American Landscape, Woodstock Ca. 1917
Oil on canvas
Museum purchase with funds provided by Gerald and Emily Leischuck
By Dennis Harper, curator of collections and exhibitions
Blanche Lazzell is a truly remarkable American modernist. Born in rural West Virginia, she was educated there and in South Carolina before enrolling at the Art Students League in 1907 at the age of 29. Five years later she traveled to Europe and trained in Paris at the Académie Moderne in 1913. In 1915 she spent her first summer in Provincetown, Massachusetts, where she would continually return over the next forty years to become one of the most influential and innovative artists of that art colony. It was there she first learned the technique of white-line woodcuts that would later be a hallmark of her creative art production.

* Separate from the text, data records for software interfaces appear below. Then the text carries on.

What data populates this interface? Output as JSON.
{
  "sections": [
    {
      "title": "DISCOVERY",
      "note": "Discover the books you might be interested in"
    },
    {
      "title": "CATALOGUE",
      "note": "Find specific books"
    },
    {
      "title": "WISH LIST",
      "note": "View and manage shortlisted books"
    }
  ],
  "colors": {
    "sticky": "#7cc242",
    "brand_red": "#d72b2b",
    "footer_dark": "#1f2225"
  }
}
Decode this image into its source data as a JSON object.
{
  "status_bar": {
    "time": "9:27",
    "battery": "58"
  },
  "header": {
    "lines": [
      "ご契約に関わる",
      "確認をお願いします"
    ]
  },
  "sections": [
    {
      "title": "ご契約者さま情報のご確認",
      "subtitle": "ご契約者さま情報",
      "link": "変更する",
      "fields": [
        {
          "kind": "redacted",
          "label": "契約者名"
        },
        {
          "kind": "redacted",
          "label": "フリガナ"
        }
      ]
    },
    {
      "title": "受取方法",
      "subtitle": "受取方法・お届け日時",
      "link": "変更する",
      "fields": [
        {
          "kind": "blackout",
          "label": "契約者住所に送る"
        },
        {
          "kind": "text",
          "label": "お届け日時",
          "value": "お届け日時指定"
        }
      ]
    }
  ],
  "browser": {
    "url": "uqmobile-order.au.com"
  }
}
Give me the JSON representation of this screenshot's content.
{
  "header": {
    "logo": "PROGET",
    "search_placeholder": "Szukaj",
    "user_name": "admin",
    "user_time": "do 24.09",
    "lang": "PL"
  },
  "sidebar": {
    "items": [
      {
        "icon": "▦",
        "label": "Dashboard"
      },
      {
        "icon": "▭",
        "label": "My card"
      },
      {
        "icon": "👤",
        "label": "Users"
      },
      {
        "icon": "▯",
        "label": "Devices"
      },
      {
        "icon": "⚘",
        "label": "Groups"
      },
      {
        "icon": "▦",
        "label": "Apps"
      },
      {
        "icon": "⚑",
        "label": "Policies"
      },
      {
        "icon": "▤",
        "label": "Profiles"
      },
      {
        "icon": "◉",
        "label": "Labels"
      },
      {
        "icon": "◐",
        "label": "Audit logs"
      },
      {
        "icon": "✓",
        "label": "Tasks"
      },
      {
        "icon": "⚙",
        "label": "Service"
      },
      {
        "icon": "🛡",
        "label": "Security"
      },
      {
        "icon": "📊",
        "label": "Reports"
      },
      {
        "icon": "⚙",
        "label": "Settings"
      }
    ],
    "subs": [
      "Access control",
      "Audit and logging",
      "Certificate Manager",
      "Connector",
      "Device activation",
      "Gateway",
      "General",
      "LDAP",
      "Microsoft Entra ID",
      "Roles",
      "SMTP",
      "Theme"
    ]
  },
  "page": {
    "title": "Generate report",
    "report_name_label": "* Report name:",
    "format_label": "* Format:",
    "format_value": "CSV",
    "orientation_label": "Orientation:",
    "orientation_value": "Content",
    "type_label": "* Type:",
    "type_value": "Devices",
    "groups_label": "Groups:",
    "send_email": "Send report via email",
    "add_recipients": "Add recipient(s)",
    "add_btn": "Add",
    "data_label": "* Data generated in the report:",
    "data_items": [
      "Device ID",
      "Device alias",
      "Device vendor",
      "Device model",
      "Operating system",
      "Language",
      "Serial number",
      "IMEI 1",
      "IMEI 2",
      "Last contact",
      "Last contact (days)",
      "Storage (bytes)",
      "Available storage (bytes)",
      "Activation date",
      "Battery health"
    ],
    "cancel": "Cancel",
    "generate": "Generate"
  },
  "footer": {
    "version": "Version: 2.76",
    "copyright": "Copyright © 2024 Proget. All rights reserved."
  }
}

In the summer of 1917, Lazzell studied color theory with Charles Schumacher at the Byrdcliffe Art Colony in Woodstock, New York. Schumacher had attended the Académie Julian in Paris and was influenced by Nabis artists Pierre Bonnard and Maurice Denis as well as the Post-Impressionist, Paul Cézanne, but it was Georges Seurat’s pursuit of color analysis that would serve to inspire Schumacher for much of his later career. His influence is evident in this painting, which was most likely completed by Lazzell at Byrdcliffe.
During her lifetime, Lazzell became an accomplished and respected artist who despite her conservative demeanor was invited by Katherine Dreier to serve on the Board of Directors of the Société Anonyme, whose founders included Man Ray and Marcel Duchamp. Throughout her life Lazzell never ceased to explore the various stylistic vocabularies of modern art. In the 1920s she returned to Paris to study cubism and geometric abstraction with Fernand Léger, André Lhote, and Albert Gleizes. In the late 1930s, almost at the age of 60, she took classes with Hans Hoffmann in Provincetown to learn more about painterly abstraction. Her lifelong penchant for learning and examining various modernist expressions makes this painting an important reflection of her outstanding career. Landscape, Woodstock would not only well represent this significant artist in our museum’s collection, it would also serve as a fine example of the modernist technique known as pointillism for our students.
In anticipation of Auburn’s celebration of 125 Years of Auburn Women, curators will campaign to acquire work by women artists, thus adding to the 54 females currently represented in the collection. Learn more.